(Records from a dataset)
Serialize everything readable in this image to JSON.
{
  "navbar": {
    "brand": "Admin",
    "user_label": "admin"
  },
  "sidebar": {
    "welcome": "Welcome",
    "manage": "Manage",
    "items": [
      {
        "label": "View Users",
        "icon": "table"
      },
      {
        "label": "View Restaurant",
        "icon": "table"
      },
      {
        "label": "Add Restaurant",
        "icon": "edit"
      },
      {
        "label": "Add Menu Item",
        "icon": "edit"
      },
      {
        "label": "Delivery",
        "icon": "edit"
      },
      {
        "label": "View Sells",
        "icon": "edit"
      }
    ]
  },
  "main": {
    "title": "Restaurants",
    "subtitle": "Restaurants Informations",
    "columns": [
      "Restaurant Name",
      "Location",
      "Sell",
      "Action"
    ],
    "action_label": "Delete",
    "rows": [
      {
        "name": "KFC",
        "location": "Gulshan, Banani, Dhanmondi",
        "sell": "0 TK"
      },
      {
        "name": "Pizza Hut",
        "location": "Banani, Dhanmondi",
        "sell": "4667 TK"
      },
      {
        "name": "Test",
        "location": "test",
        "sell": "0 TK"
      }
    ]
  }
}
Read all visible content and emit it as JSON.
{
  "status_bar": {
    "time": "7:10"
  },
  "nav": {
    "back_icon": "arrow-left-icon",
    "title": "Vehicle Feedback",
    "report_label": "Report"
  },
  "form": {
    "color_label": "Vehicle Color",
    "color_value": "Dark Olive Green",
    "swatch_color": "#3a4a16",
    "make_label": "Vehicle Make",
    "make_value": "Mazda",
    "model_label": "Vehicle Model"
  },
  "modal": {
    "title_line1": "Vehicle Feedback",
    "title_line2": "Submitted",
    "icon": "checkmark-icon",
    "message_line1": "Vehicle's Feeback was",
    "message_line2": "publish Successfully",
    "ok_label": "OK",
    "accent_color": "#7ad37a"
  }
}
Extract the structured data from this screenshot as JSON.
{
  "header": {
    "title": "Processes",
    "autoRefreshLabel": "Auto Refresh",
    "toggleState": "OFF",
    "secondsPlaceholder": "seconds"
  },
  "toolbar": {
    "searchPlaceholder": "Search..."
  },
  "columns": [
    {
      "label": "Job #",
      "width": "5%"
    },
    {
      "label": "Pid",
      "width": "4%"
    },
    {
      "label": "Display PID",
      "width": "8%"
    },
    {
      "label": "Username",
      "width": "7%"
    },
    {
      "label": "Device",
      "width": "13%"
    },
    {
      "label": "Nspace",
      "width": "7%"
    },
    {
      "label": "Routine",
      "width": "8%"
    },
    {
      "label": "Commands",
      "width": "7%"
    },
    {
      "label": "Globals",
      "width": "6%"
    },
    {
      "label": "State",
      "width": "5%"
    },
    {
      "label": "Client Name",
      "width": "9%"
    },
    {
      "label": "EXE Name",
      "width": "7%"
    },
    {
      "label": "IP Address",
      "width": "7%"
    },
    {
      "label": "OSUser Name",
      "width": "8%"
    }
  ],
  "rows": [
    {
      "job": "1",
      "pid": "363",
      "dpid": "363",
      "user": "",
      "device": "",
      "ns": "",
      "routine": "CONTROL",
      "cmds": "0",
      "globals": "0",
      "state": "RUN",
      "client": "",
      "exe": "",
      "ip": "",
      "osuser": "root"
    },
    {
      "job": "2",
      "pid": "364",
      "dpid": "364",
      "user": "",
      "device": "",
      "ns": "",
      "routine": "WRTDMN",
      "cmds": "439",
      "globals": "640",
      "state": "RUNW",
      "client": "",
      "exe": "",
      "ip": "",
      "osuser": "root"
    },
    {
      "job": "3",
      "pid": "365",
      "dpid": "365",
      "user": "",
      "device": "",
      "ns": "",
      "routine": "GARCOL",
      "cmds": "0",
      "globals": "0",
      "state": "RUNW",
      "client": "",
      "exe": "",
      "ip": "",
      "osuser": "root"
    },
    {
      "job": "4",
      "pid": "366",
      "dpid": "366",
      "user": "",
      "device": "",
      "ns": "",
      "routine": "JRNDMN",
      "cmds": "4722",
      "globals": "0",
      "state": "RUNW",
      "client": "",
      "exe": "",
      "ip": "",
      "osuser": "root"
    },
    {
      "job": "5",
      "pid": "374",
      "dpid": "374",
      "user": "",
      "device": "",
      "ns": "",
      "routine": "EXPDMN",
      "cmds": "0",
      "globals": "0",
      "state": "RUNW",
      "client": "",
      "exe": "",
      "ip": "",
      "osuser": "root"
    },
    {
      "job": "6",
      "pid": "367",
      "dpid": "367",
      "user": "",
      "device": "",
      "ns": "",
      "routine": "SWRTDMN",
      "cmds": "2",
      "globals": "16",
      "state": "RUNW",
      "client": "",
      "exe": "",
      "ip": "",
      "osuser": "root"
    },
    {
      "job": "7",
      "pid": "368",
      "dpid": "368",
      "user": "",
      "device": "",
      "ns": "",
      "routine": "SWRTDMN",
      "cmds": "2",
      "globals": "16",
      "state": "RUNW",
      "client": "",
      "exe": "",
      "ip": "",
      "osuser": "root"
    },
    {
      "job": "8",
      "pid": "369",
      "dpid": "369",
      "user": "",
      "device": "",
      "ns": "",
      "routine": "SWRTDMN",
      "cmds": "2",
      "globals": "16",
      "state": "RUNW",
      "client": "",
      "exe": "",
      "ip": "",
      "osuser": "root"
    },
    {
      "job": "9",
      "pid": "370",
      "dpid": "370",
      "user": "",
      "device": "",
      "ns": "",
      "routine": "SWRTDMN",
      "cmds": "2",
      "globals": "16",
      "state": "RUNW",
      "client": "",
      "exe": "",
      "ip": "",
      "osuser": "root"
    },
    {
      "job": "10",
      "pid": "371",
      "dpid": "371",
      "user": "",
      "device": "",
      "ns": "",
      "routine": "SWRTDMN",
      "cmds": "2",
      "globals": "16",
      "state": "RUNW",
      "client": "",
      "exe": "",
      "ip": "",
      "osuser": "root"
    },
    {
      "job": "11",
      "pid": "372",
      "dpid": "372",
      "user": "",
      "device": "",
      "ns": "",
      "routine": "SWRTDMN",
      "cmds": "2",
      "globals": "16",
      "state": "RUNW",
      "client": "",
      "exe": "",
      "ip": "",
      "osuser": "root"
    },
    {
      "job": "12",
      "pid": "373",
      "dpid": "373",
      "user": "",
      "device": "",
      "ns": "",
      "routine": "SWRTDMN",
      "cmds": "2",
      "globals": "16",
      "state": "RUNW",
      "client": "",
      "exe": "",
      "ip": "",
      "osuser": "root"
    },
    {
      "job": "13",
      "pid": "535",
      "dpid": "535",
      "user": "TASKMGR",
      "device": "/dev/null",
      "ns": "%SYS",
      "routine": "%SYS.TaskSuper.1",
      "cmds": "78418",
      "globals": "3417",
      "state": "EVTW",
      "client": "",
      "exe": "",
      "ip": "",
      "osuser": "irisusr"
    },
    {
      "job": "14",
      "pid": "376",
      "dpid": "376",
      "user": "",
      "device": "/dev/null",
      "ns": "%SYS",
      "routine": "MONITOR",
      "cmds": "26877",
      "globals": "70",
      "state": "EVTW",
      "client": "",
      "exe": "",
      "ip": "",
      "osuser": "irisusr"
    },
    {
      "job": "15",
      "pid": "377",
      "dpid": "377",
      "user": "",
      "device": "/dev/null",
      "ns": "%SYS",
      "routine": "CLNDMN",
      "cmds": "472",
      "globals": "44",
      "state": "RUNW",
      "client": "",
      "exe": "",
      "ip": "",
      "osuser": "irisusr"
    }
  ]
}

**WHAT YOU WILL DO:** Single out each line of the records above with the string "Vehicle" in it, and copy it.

**YOUR RESPONSE:**
    "title": "Vehicle Feedback",
    "color_label": "Vehicle Color",
    "make_label": "Vehicle Make",
    "model_label": "Vehicle Model"
    "title_line1": "Vehicle Feedback",
    "message_line1": "Vehicle's Feeback was",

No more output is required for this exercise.